Work request - Each record needs to be echoed exactly; can you do that?
*** Data shown Section Begins ***
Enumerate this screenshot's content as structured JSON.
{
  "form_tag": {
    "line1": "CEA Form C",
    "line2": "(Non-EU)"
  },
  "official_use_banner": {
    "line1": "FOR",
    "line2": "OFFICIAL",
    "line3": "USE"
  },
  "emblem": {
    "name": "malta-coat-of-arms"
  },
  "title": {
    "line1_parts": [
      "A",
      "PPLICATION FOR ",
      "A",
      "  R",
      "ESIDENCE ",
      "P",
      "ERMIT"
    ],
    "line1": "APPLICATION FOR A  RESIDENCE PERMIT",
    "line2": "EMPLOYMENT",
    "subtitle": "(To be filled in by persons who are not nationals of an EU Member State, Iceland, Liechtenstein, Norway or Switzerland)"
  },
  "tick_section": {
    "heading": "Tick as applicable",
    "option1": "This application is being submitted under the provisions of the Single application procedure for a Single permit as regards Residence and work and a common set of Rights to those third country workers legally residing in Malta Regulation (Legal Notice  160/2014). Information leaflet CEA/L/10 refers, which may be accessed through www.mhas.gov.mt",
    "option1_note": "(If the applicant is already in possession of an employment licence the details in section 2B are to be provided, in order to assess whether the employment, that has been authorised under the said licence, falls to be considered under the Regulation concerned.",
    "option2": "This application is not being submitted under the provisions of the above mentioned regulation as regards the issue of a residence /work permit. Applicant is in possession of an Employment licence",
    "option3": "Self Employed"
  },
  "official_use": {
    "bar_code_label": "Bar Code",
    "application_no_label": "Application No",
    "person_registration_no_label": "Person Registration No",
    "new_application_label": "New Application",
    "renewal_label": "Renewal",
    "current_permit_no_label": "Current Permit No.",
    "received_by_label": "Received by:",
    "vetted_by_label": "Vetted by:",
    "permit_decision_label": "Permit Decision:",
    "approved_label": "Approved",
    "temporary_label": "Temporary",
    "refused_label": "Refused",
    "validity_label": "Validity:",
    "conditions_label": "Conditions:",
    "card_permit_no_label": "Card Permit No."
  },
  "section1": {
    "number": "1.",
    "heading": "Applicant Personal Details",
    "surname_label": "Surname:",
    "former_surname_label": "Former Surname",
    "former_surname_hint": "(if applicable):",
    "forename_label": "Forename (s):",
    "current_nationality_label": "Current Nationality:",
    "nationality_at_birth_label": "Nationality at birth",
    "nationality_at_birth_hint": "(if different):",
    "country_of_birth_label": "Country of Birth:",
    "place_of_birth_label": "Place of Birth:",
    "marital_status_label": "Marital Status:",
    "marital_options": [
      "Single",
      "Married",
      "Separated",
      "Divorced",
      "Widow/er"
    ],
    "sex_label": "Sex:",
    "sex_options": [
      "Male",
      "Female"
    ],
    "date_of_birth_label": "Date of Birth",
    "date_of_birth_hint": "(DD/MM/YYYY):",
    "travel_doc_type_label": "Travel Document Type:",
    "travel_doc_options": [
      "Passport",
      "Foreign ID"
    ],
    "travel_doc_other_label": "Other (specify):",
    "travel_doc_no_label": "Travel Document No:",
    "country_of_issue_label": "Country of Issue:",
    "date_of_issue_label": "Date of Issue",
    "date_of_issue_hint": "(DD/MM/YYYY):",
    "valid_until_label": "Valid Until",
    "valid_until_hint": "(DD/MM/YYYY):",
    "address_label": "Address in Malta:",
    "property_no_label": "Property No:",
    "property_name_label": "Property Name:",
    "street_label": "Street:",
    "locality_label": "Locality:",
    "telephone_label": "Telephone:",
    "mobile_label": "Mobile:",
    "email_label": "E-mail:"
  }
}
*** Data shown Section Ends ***
Response -
Enumerate this screenshot's content as structured JSON.
{
  "form_tag": {
    "line1": "CEA Form C",
    "line2": "(Non-EU)"
  },
  "official_use_banner": {
    "line1": "FOR",
    "line2": "OFFICIAL",
    "line3": "USE"
  },
  "emblem": {
    "name": "malta-coat-of-arms"
  },
  "title": {
    "line1_parts": [
      "A",
      "PPLICATION FOR ",
      "A",
      "  R",
      "ESIDENCE ",
      "P",
      "ERMIT"
    ],
    "line1": "APPLICATION FOR A  RESIDENCE PERMIT",
    "line2": "EMPLOYMENT",
    "subtitle": "(To be filled in by persons who are not nationals of an EU Member State, Iceland, Liechtenstein, Norway or Switzerland)"
  },
  "tick_section": {
    "heading": "Tick as applicable",
    "option1": "This application is being submitted under the provisions of the Single application procedure for a Single permit as regards Residence and work and a common set of Rights to those third country workers legally residing in Malta Regulation (Legal Notice  160/2014). Information leaflet CEA/L/10 refers, which may be accessed through www.mhas.gov.mt",
    "option1_note": "(If the applicant is already in possession of an employment licence the details in section 2B are to be provided, in order to assess whether the employment, that has been authorised under the said licence, falls to be considered under the Regulation concerned.",
    "option2": "This application is not being submitted under the provisions of the above mentioned regulation as regards the issue of a residence /work permit. Applicant is in possession of an Employment licence",
    "option3": "Self Employed"
  },
  "official_use": {
    "bar_code_label": "Bar Code",
    "application_no_label": "Application No",
    "person_registration_no_label": "Person Registration No",
    "new_application_label": "New Application",
    "renewal_label": "Renewal",
    "current_permit_no_label": "Current Permit No.",
    "received_by_label": "Received by:",
    "vetted_by_label": "Vetted by:",
    "permit_decision_label": "Permit Decision:",
    "approved_label": "Approved",
    "temporary_label": "Temporary",
    "refused_label": "Refused",
    "validity_label": "Validity:",
    "conditions_label": "Conditions:",
    "card_permit_no_label": "Card Permit No."
  },
  "section1": {
    "number": "1.",
    "heading": "Applicant Personal Details",
    "surname_label": "Surname:",
    "former_surname_label": "Former Surname",
    "former_surname_hint": "(if applicable):",
    "forename_label": "Forename (s):",
    "current_nationality_label": "Current Nationality:",
    "nationality_at_birth_label": "Nationality at birth",
    "nationality_at_birth_hint": "(if different):",
    "country_of_birth_label": "Country of Birth:",
    "place_of_birth_label": "Place of Birth:",
    "marital_status_label": "Marital Status:",
    "marital_options": [
      "Single",
      "Married",
      "Separated",
      "Divorced",
      "Widow/er"
    ],
    "sex_label": "Sex:",
    "sex_options": [
      "Male",
      "Female"
    ],
    "date_of_birth_label": "Date of Birth",
    "date_of_birth_hint": "(DD/MM/YYYY):",
    "travel_doc_type_label": "Travel Document Type:",
    "travel_doc_options": [
      "Passport",
      "Foreign ID"
    ],
    "travel_doc_other_label": "Other (specify):",
    "travel_doc_no_label": "Travel Document No:",
    "country_of_issue_label": "Country of Issue:",
    "date_of_issue_label": "Date of Issue",
    "date_of_issue_hint": "(DD/MM/YYYY):",
    "valid_until_label": "Valid Until",
    "valid_until_hint": "(DD/MM/YYYY):",
    "address_label": "Address in Malta:",
    "property_no_label": "Property No:",
    "property_name_label": "Property Name:",
    "street_label": "Street:",
    "locality_label": "Locality:",
    "telephone_label": "Telephone:",
    "mobile_label": "Mobile:",
    "email_label": "E-mail:"
  }
}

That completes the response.